FLAGSTAFF, Ariz. — When reports surfaced that the National Security Agency
had been monitoring the cellphones of world leaders, Arizona blogger Andrew
Curley wrote that the Navajo Nation’s president was furious his phone wasn’t
among those tapped.
The truth is, Navajo President Ben Shelly does not want anyone listening to his
But he and other American Indian leaders constantly do battle with the federal
government for recognition that tribes govern themselves. Curley used his blog,
a riff off the popular satirical newspaper The Onion, to highlight their cause
in a tongue-in-cheek way.
“If the NSA is not monitoring the actions of the Navajo Nation president, as
it does with other world leaders, clearly it sees us less than sovereign,”
Curley wrote in a fictional quote attributed to a Shelly spokesman.
Curley’s blog plays to a culture in which humor is deeply rooted, with jokes,
tricksters and moral lessons going back generations in Native American
traditions, from trouble-making coyotes in Navajo legends to clowns in Hopi
Over the years, Native American writers, filmmakers, cartoonists and comedians
have used the often-dry humor of Indian Country to both inform and entertain.
They often pull from stereotypes, tribal government missteps, a history of
oppression and life on the reservation.
“Humor is just very important to an Indian community anyway, and it’s just
really universal,” said Mark Trahant, a member of the Shoshone-Bannock Tribe of
Idaho, who has written on the subject. News satire like Curley’s blog “is an
extension of that,” he said.
Curley, who lives in the small town of Kayenta on the Navajo reservation, uses
pen names and submissions from others to poke fun at politicians, school
officials and sports figures in what he calls “Tlo’chi’iin News,” or
He started the blog last month with the goal of getting people to think
critically about news and to question the motives of people in power.
“It’s just kind of a way to comment on sometimes what I find are absurd
posturing from elected officials or government representatives on the Navajo
Nation and on the national stage,” Curley said.
In other entries, Shelly has written satirical posts about the assassination of
John F. Kennedy; Navajo officials regretting not burying Jacoby Ellsbury’s
umbilical cord in Boston to keep him from going to the Yankees; and a power
company using UFOs to dominate the planet.

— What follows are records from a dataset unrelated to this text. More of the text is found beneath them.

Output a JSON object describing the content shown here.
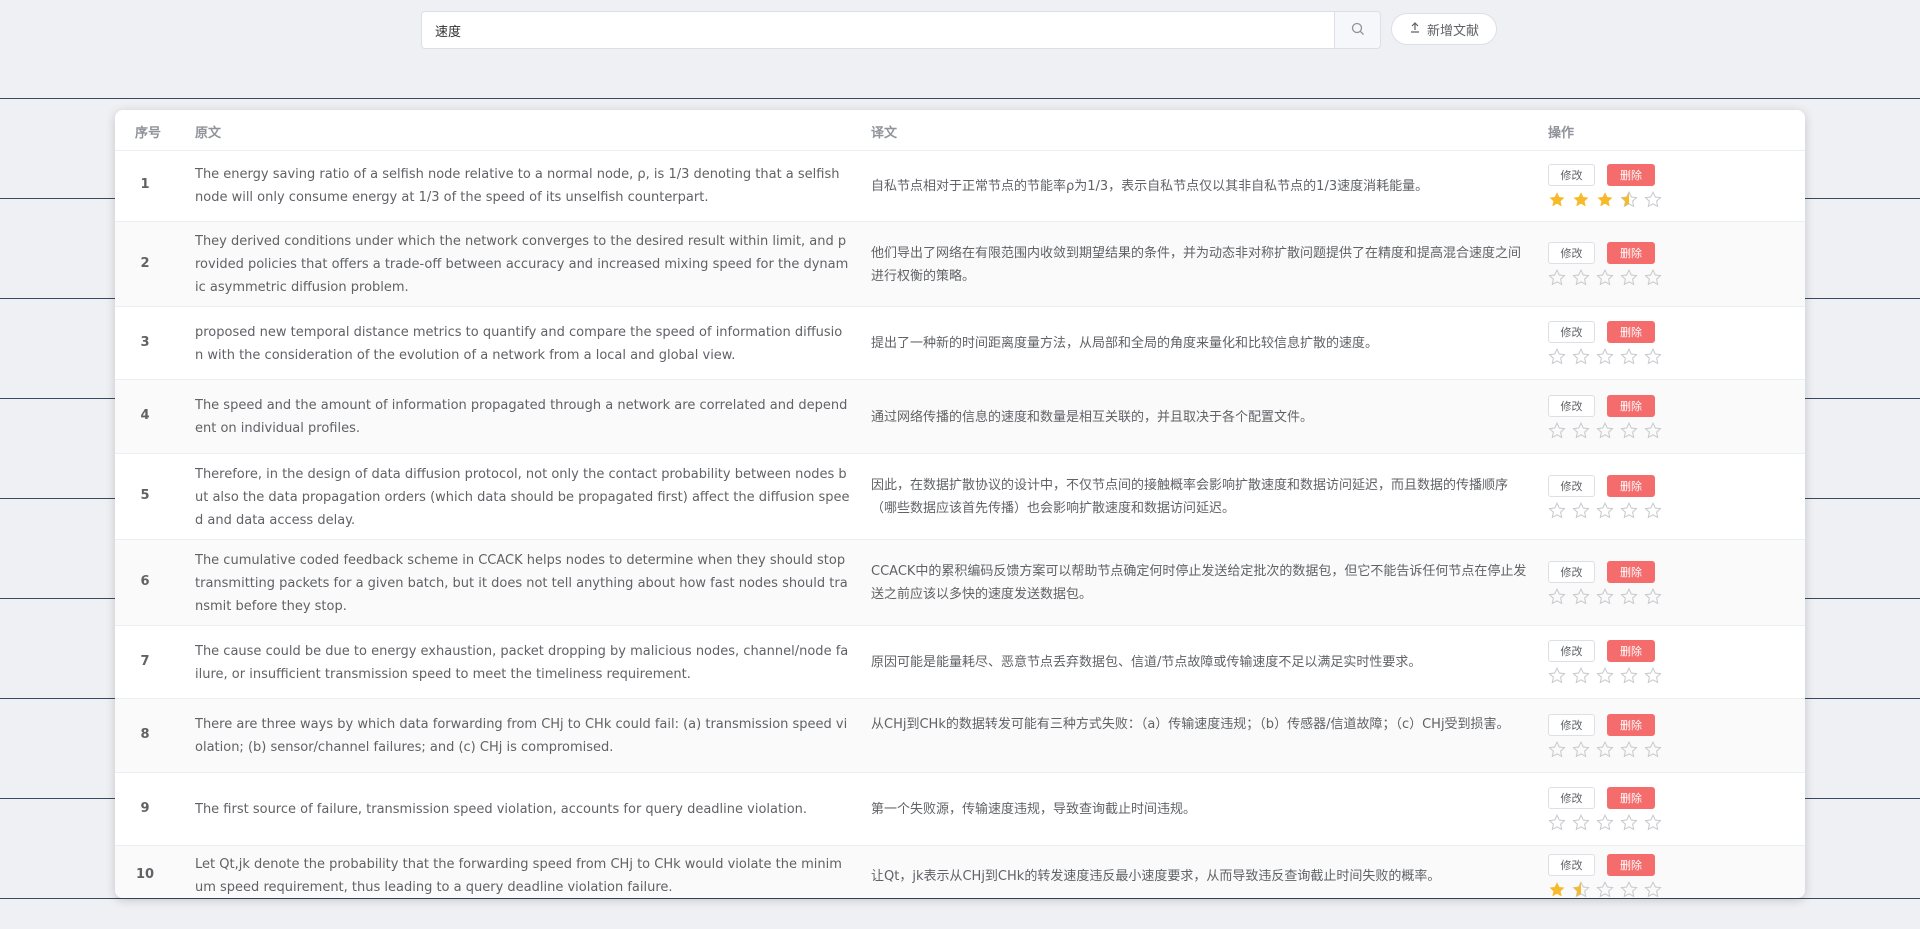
{
  "search": {
    "value": "速度"
  },
  "toolbar": {
    "add_label": "新增文献"
  },
  "table": {
    "headers": {
      "index": "序号",
      "original": "原文",
      "translation": "译文",
      "actions": "操作"
    },
    "edit_label": "修改",
    "delete_label": "删除",
    "rows": [
      {
        "index": "1",
        "original": "The energy saving ratio of a selfish node relative to a normal node, ρ, is 1/3 denoting that a selfish node will only consume energy at 1/3 of the speed of its unselfish counterpart.",
        "translation": "自私节点相对于正常节点的节能率ρ为1/3，表示自私节点仅以其非自私节点的1/3速度消耗能量。",
        "rating": 3.5
      },
      {
        "index": "2",
        "original": "They derived conditions under which the network converges to the desired result within limit, and provided policies that offers a trade-off between accuracy and increased mixing speed for the dynamic asymmetric diffusion problem.",
        "translation": "他们导出了网络在有限范围内收敛到期望结果的条件，并为动态非对称扩散问题提供了在精度和提高混合速度之间进行权衡的策略。",
        "rating": 0
      },
      {
        "index": "3",
        "original": "proposed new temporal distance metrics to quantify and compare the speed of information diffusion with the consideration of the evolution of a network from a local and global view.",
        "translation": "提出了一种新的时间距离度量方法，从局部和全局的角度来量化和比较信息扩散的速度。",
        "rating": 0
      },
      {
        "index": "4",
        "original": "The speed and the amount of information propagated through a network are correlated and dependent on individual profiles.",
        "translation": "通过网络传播的信息的速度和数量是相互关联的，并且取决于各个配置文件。",
        "rating": 0
      },
      {
        "index": "5",
        "original": "Therefore, in the design of data diffusion protocol, not only the contact probability between nodes but also the data propagation orders (which data should be propagated first) affect the diffusion speed and data access delay.",
        "translation": "因此，在数据扩散协议的设计中，不仅节点间的接触概率会影响扩散速度和数据访问延迟，而且数据的传播顺序（哪些数据应该首先传播）也会影响扩散速度和数据访问延迟。",
        "rating": 0
      },
      {
        "index": "6",
        "original": "The cumulative coded feedback scheme in CCACK helps nodes to determine when they should stop transmitting packets for a given batch, but it does not tell anything about how fast nodes should transmit before they stop.",
        "translation": "CCACK中的累积编码反馈方案可以帮助节点确定何时停止发送给定批次的数据包，但它不能告诉任何节点在停止发送之前应该以多快的速度发送数据包。",
        "rating": 0
      },
      {
        "index": "7",
        "original": "The cause could be due to energy exhaustion, packet dropping by malicious nodes, channel/node failure, or insufficient transmission speed to meet the timeliness requirement.",
        "translation": "原因可能是能量耗尽、恶意节点丢弃数据包、信道/节点故障或传输速度不足以满足实时性要求。",
        "rating": 0
      },
      {
        "index": "8",
        "original": "There are three ways by which data forwarding from CHj to CHk could fail: (a) transmission speed violation; (b) sensor/channel failures; and (c) CHj is compromised.",
        "translation": "从CHj到CHk的数据转发可能有三种方式失败：（a）传输速度违规；（b）传感器/信道故障；（c）CHj受到损害。",
        "rating": 0
      },
      {
        "index": "9",
        "original": "The first source of failure, transmission speed violation, accounts for query deadline violation.",
        "translation": "第一个失败源，传输速度违规，导致查询截止时间违规。",
        "rating": 0
      },
      {
        "index": "10",
        "original": "Let Qt,jk denote the probability that the forwarding speed from CHj to CHk would violate the minimum speed requirement, thus leading to a query deadline violation failure.",
        "translation": "让Qt，jk表示从CHj到CHk的转发速度违反最小速度要求，从而导致违反查询截止时间失败的概率。",
        "rating": 1.5
      }
    ]
  },
  "colors": {
    "star_active": "#f7ba2a",
    "star_inactive": "#c6c8cc",
    "danger": "#f56c6c"
  },
  "icons": {
    "search": "search-icon",
    "upload": "upload-icon",
    "star": "star-icon"
  }
}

Also playing off tribal politics, culture and other themes common in Indian
Country is the Native American sketch comedy group the 1491s.
The group performs onstage and posts YouTube videos, including a spoof

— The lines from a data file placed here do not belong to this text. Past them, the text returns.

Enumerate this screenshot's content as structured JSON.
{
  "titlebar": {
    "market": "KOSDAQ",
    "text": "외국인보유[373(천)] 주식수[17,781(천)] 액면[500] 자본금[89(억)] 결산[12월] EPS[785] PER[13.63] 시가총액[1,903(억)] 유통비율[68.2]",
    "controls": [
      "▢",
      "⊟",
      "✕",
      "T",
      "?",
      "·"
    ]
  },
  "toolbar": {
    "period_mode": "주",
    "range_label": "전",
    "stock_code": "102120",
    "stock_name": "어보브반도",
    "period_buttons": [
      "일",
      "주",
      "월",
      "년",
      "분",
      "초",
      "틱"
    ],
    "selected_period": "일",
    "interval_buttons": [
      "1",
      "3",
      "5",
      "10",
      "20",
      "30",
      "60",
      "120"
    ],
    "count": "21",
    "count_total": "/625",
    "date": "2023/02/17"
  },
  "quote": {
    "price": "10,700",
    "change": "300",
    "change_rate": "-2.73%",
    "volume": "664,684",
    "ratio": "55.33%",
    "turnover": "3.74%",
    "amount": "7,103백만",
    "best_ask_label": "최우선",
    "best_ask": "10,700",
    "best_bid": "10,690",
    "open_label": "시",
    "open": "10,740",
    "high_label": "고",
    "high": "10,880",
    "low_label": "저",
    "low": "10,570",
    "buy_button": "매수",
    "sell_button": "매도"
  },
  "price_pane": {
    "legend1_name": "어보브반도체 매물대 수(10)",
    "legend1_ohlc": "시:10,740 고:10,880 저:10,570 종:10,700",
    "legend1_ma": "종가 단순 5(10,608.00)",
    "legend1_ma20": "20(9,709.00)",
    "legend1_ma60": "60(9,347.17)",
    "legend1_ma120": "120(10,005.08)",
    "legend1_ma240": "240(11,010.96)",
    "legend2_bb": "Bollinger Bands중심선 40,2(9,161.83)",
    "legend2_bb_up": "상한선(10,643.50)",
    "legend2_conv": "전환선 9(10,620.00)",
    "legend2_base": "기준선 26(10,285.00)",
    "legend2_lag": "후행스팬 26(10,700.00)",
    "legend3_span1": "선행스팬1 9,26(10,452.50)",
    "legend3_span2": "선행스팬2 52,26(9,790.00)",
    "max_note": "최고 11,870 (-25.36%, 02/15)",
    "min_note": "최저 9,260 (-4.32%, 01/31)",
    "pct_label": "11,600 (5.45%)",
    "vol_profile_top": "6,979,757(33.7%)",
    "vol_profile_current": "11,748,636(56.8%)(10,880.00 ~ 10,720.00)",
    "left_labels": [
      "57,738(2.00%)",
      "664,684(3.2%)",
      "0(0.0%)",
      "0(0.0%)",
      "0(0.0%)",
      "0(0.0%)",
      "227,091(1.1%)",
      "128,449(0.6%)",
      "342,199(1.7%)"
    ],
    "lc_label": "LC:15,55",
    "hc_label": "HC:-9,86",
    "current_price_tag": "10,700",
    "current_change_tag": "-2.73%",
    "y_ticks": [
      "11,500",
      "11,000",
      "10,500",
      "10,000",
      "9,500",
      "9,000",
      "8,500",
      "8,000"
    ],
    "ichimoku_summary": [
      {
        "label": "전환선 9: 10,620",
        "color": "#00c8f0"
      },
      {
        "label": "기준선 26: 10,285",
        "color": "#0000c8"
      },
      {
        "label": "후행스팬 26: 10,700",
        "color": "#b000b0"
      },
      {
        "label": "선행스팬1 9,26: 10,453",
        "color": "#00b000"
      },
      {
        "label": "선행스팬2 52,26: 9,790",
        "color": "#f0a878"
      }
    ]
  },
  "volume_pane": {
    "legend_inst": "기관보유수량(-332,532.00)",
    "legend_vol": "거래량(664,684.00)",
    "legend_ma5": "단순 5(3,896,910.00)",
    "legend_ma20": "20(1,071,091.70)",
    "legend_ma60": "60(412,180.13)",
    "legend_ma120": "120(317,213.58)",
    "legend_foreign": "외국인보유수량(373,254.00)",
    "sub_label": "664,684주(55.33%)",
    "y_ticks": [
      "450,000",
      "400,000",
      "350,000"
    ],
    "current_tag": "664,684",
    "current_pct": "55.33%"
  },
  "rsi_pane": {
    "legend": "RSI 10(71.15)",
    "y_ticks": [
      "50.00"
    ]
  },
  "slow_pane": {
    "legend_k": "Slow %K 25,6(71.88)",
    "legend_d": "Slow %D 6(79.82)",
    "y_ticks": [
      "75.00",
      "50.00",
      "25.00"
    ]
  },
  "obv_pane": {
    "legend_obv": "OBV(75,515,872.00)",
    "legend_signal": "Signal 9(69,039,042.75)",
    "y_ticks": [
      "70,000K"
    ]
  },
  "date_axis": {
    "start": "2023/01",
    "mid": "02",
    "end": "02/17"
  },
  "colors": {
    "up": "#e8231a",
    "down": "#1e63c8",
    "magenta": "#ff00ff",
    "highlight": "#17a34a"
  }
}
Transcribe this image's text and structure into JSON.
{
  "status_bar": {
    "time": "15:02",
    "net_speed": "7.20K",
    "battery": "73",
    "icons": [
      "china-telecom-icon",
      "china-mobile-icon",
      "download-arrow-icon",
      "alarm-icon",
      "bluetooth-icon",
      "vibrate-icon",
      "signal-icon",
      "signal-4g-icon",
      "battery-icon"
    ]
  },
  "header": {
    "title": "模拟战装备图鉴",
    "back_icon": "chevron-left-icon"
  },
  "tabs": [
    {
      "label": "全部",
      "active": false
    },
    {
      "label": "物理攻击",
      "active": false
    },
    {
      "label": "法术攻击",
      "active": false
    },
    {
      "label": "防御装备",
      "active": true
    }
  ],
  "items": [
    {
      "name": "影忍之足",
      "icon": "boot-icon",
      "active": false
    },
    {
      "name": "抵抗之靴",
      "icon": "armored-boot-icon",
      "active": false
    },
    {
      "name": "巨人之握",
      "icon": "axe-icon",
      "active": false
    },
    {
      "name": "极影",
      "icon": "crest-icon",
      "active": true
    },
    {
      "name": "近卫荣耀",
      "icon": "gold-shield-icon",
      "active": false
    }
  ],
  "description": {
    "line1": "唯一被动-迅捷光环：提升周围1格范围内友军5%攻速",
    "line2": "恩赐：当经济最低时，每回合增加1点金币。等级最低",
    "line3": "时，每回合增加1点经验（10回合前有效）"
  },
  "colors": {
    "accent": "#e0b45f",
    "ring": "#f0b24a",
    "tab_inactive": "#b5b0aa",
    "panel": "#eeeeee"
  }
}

advertisement for a company that uses “Indian medicine” to fix malfunctioning
computers and other office equipment.
“Do you ever have office equipment that breaks down for no reason?” one

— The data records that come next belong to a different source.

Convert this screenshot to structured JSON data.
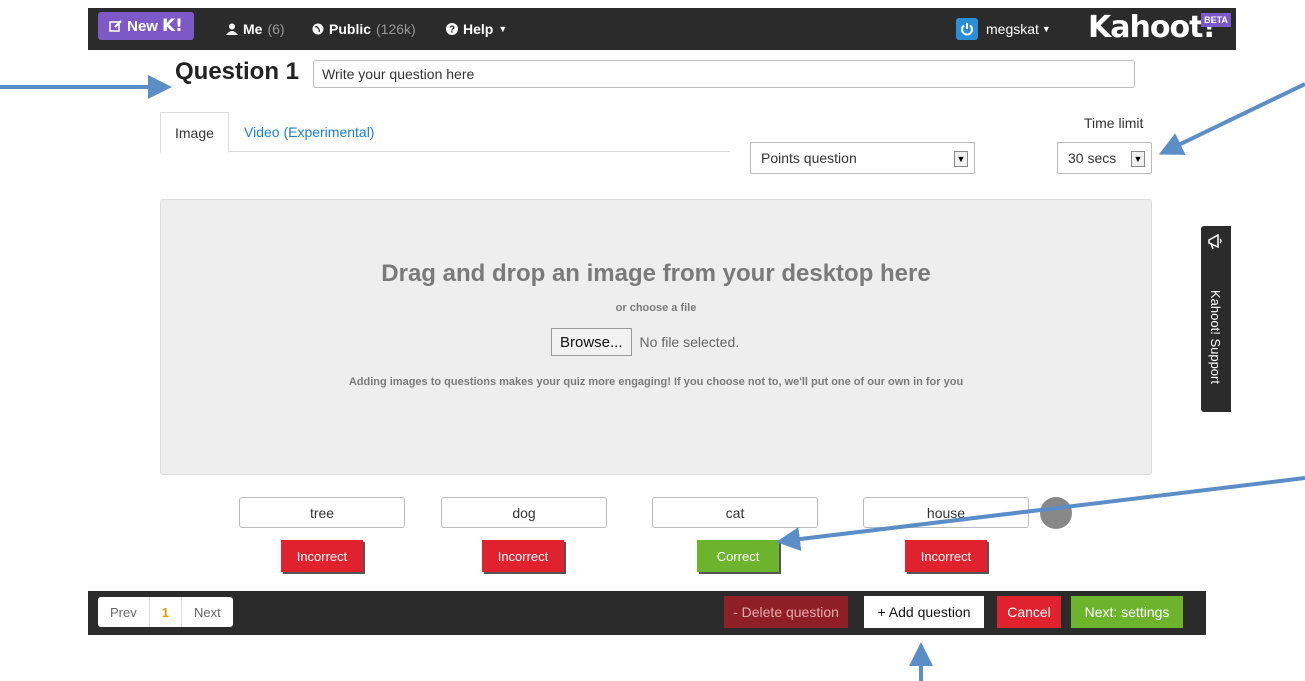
{
  "topbar": {
    "new_label": "New",
    "new_k": "K!",
    "me_label": "Me",
    "me_count": "(6)",
    "public_label": "Public",
    "public_count": "(126k)",
    "help_label": "Help",
    "user_name": "megskat",
    "logo": "Kahoot!",
    "beta": "BETA"
  },
  "question": {
    "label": "Question 1",
    "placeholder": "Write your question here"
  },
  "tabs": [
    {
      "label": "Image",
      "active": true
    },
    {
      "label": "Video (Experimental)",
      "active": false
    }
  ],
  "question_type": {
    "selected": "Points question"
  },
  "time_limit": {
    "label": "Time limit",
    "selected": "30 secs"
  },
  "dropzone": {
    "title": "Drag and drop an image from your desktop here",
    "sub": "or choose a file",
    "browse_label": "Browse...",
    "no_file": "No file selected.",
    "note": "Adding images to questions makes your quiz more engaging! If you choose not to, we'll put one of our own in for you"
  },
  "answers": [
    {
      "text": "tree",
      "status": "Incorrect"
    },
    {
      "text": "dog",
      "status": "Incorrect"
    },
    {
      "text": "cat",
      "status": "Correct"
    },
    {
      "text": "house",
      "status": "Incorrect"
    }
  ],
  "footer": {
    "prev": "Prev",
    "page": "1",
    "next": "Next",
    "delete_label": "- Delete question",
    "add_label": "+ Add question",
    "cancel_label": "Cancel",
    "next_settings_label": "Next: settings"
  },
  "support": {
    "label": "Kahoot! Support"
  },
  "colors": {
    "topbar": "#2b2b2b",
    "brand_purple": "#7d58c7",
    "incorrect_red": "#e0222e",
    "correct_green": "#6bb42c",
    "link_blue": "#1a7fd1",
    "annotation_arrow": "#5b8ec7"
  },
  "icons": [
    "edit-icon",
    "user-icon",
    "globe-icon",
    "help-circle-icon",
    "power-icon",
    "megaphone-icon",
    "caret-down-icon"
  ]
}
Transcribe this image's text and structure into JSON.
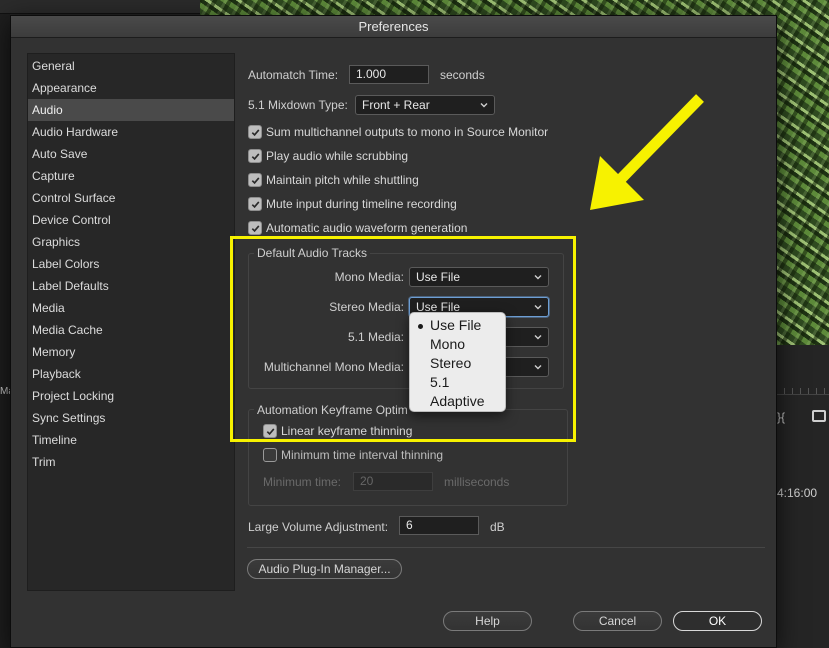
{
  "dialog": {
    "title": "Preferences"
  },
  "sidebar": {
    "items": [
      {
        "label": "General"
      },
      {
        "label": "Appearance"
      },
      {
        "label": "Audio",
        "selected": true
      },
      {
        "label": "Audio Hardware"
      },
      {
        "label": "Auto Save"
      },
      {
        "label": "Capture"
      },
      {
        "label": "Control Surface"
      },
      {
        "label": "Device Control"
      },
      {
        "label": "Graphics"
      },
      {
        "label": "Label Colors"
      },
      {
        "label": "Label Defaults"
      },
      {
        "label": "Media"
      },
      {
        "label": "Media Cache"
      },
      {
        "label": "Memory"
      },
      {
        "label": "Playback"
      },
      {
        "label": "Project Locking"
      },
      {
        "label": "Sync Settings"
      },
      {
        "label": "Timeline"
      },
      {
        "label": "Trim"
      }
    ]
  },
  "audio": {
    "automatch_label": "Automatch Time:",
    "automatch_value": "1.000",
    "automatch_unit": "seconds",
    "mixdown_label": "5.1 Mixdown Type:",
    "mixdown_value": "Front + Rear",
    "checkboxes": [
      {
        "label": "Sum multichannel outputs to mono in Source Monitor",
        "checked": true
      },
      {
        "label": "Play audio while scrubbing",
        "checked": true
      },
      {
        "label": "Maintain pitch while shuttling",
        "checked": true
      },
      {
        "label": "Mute input during timeline recording",
        "checked": true
      },
      {
        "label": "Automatic audio waveform generation",
        "checked": true
      }
    ]
  },
  "default_tracks": {
    "title": "Default Audio Tracks",
    "mono_label": "Mono Media:",
    "mono_value": "Use File",
    "stereo_label": "Stereo Media:",
    "stereo_value": "Use File",
    "fiveone_label": "5.1 Media:",
    "multichannel_label": "Multichannel Mono Media:"
  },
  "dropdown": {
    "options": [
      "Use File",
      "Mono",
      "Stereo",
      "5.1",
      "Adaptive"
    ],
    "selected": "Use File"
  },
  "keyframe": {
    "title": "Automation Keyframe Optim",
    "linear_label": "Linear keyframe thinning",
    "linear_checked": true,
    "min_interval_label": "Minimum time interval thinning",
    "min_interval_checked": false,
    "min_time_label": "Minimum time:",
    "min_time_value": "20",
    "min_time_unit": "milliseconds"
  },
  "volume": {
    "label": "Large Volume Adjustment:",
    "value": "6",
    "unit": "dB"
  },
  "buttons": {
    "plugin_manager": "Audio Plug-In Manager...",
    "help": "Help",
    "cancel": "Cancel",
    "ok": "OK"
  },
  "background": {
    "timecode": "4:16:00",
    "panel_label": "Ma"
  },
  "colors": {
    "highlight": "#f7f200",
    "focus_ring": "#6d9ed4",
    "dialog_bg": "#323232"
  }
}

comedian says. “It’s not your hardware or your software. It’s spirits.”
The five members of the 1491s hail from the “wooded ghettos of Minnesota and
buffalo grass of Oklahoma,” their website says.
They dubbed a game between two Oklahoma universities earlier this year the
“Land Stealers vs. the Land Stealers.” And a post on their Facebook page tells
American Indians to approach anyone dressed as “Pocahottie” for Halloween and
talk to them in their Native language –“if you can.”
“The only thing for certain is that certain nerves are being struck,” said
group member Migizi Pensoneau, 31. “For the most part, people are happy to see
there’s a bunch of Indian guys using their voices to be a bunch of Indian guys.
There’s something powerful in that.”
Curley is the son of a tribal lawmaker and manages the campaign of a contender
for tribal president. He says political aspirations might have something to do
with the people he writes about, but his intent is not to “demonize potential
Navajo President Ben Shelly, Tribal Council Speaker Johnny Naize, Bates, former
President Joe Shirley Jr. _ likely tribal presidential candidates _ all have
been targets. But Shelly, for one, is taking the attention in stride.
Deswood Tome, who will be managing Shelly’s re-election campaign, burst out
laughing over the president’s supposed antics.
“Anybody who is in elected office is fair game,” Tome said. “Andrew is
targeting them, and he’s bringing awareness through satire and humor.”